The boom in the data centre construction sector is increasingly focusing on emerging markets, according to Turner & Townsend's Data Centre Cost Index 2023. While the global cost to construct data centres has risen by 6% in the last year, this rise soars to as high as 22% in emerging markets.
While the five most expensive locations for data centre construction remain Tokyo, Zurich, Silicon Valley, New Jersey, and Singapore, a considerable shift in the rankings reveals the rise of several Asian markets. Tokyo has toppled Zurich to top the list at USD$13.7 per watt. Jakarta at USD$10.5 per watt and Kuala Lumpur at USD$10 per watt have made notable jumps, claiming the seventh and tenth spots respectively.
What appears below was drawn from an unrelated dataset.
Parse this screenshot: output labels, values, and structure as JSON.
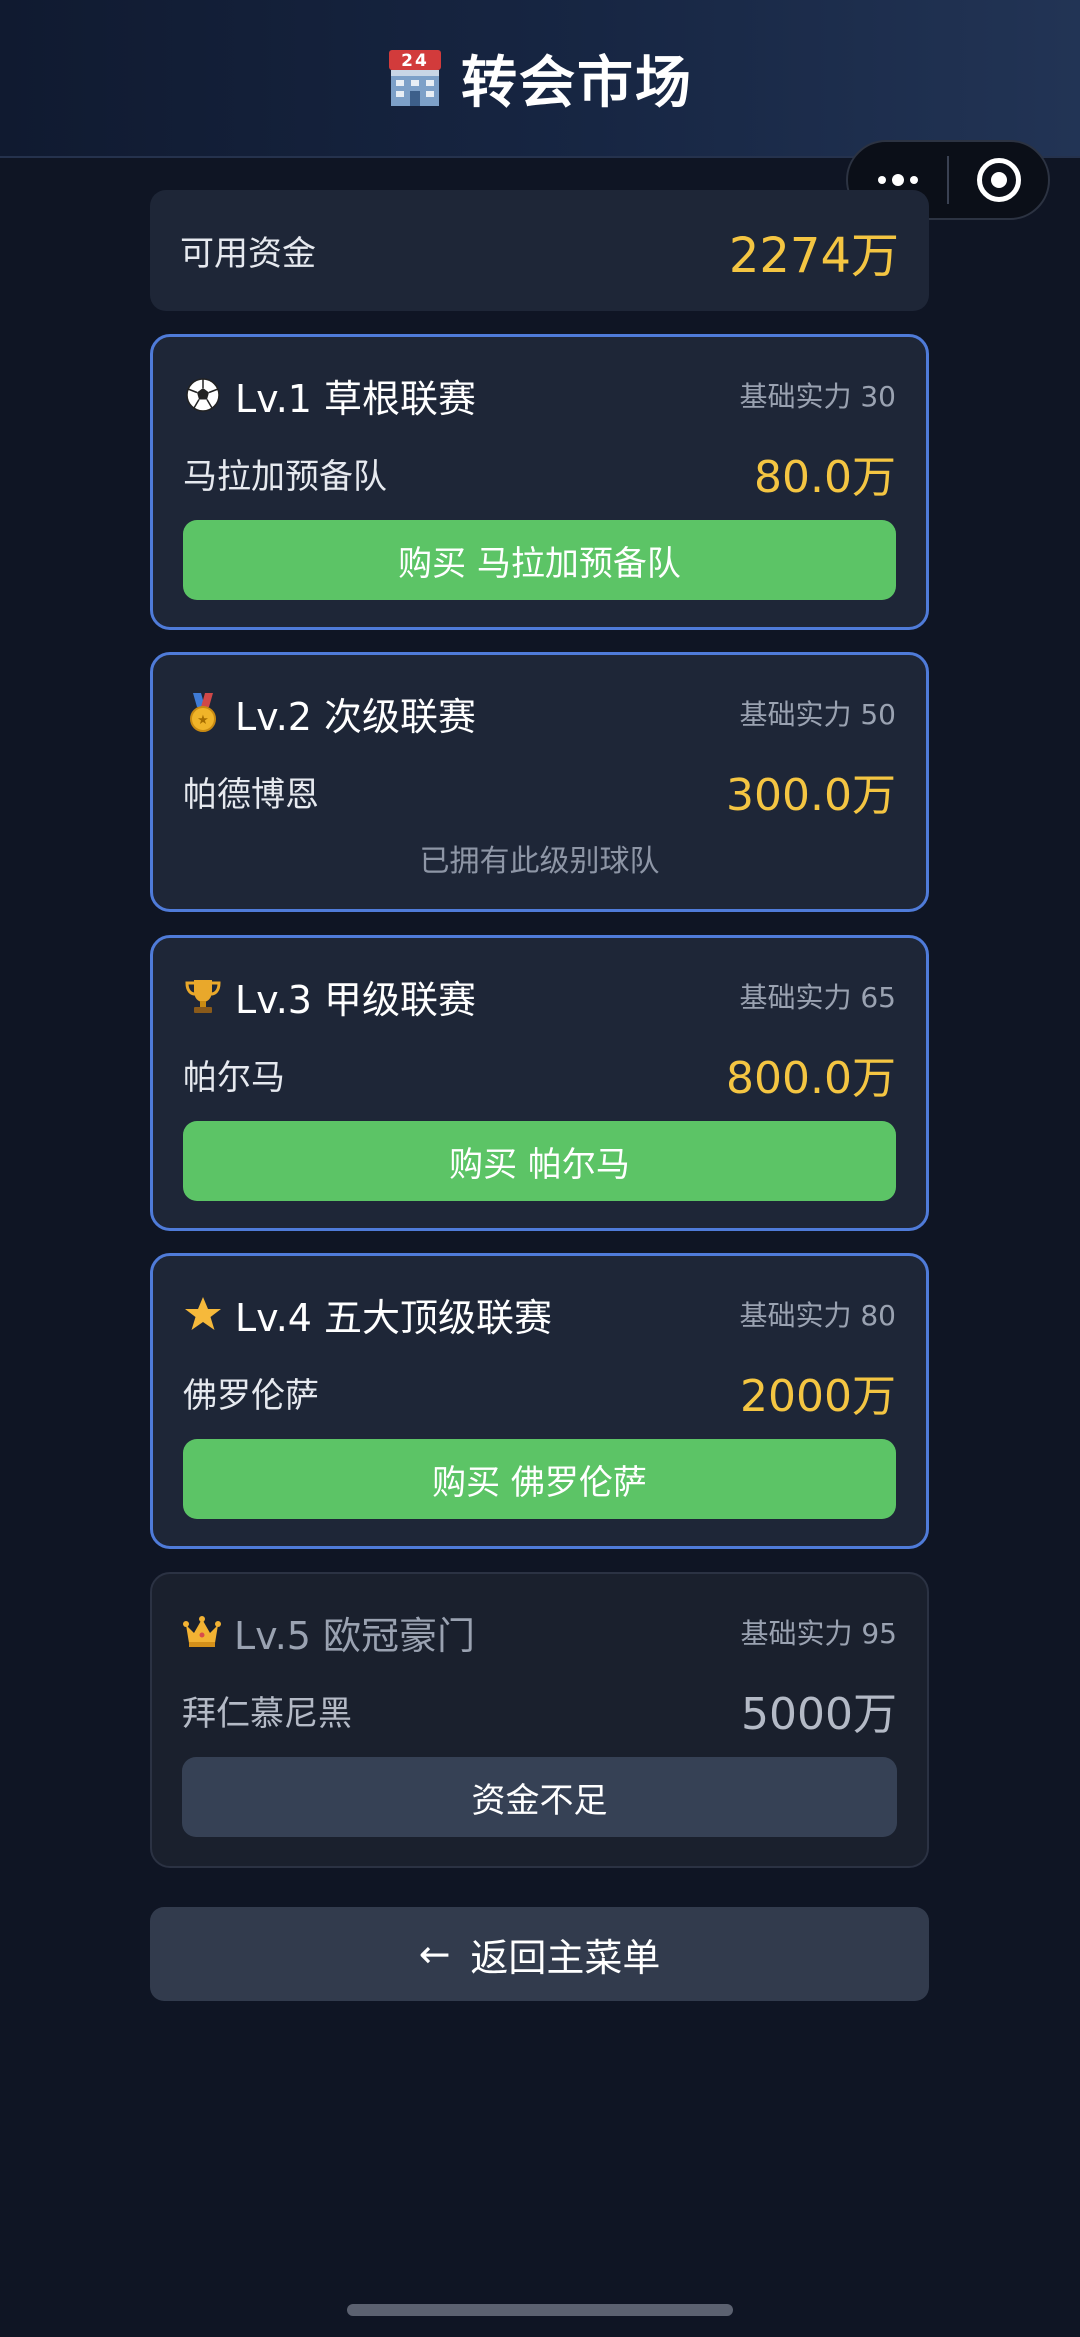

A rapid rise in construction costs in emerging markets characterises the year-on-year trend. Average global cost increases from 2022 to 2023 stand at 6%, a dip from the 8% rise in 2022. However, seven emerging markets across Asia, Africa, and Latin America have witnessed a significant hike in construction prices, ranging from 11 to 22%.
South-East Asian markets like Jakarta and Kuala Lumpur have seen remarkable traction, with Kuala Lumpur grabbing the 13th position overall. The rapid digitalisation and economic development taking place in these regions are spawning fresh opportunities in underdeveloped markets.
Riyadh, in the Kingdom of Saudi Arabia, has made its first appearance in the index with an average construction cost of US$10 per watt. This is largely due to robust investment in digital connectivity and a series of mega-projects aiming to support national development plans.
The gap in construction costs between conventional hubs and some emerging locations is narrowing, as demonstrated by the significant price increase in Cape Town, up to US$7.9 per watt from US$6.5, and Tokyo, which saw an increase from US$11.4 to US$13.7 per watt.
High demand for data centres continues to face hurdles of labour shortages, pushing up costs further. A whopping 94% of survey participants reported skills deficits, and 85% confirmed "hot" or "overheating" conditions. On another note, 92% of respondents stated that power availability now outweighs geographical location in importance when deciding where to construct data centres.
Eyeing the increasing demand for artificial intelligence (AI), 88% of respondents confirmed that data centre capacity's demand for AI is escalating rapidly. Consequently, the power requirement for these energy-hungry data centres is expected to grow.
Despite the setbacks in data centre construction, the industry remains optimistic, with 79% identifying the sector as recession-proof.
Rebecca Best, Director, UK Data Centre Cost Management Lead at Turner & Townsend, said, "The data centre sector continues to provide immense opportunity. As individuals and businesses, our reliance on data is set to be further accelerated through the growth of artificial intelligence and machine learning. However, on the other side of the coin are challenges to delivery, including power availability, supply chain issues, skills shortages and increases in construction costs."
Best believes the industry needs better collaboration and investment in solutions, especially concerning power requirements, to overcome these hurdles and ensure the sector's long-term sustainability.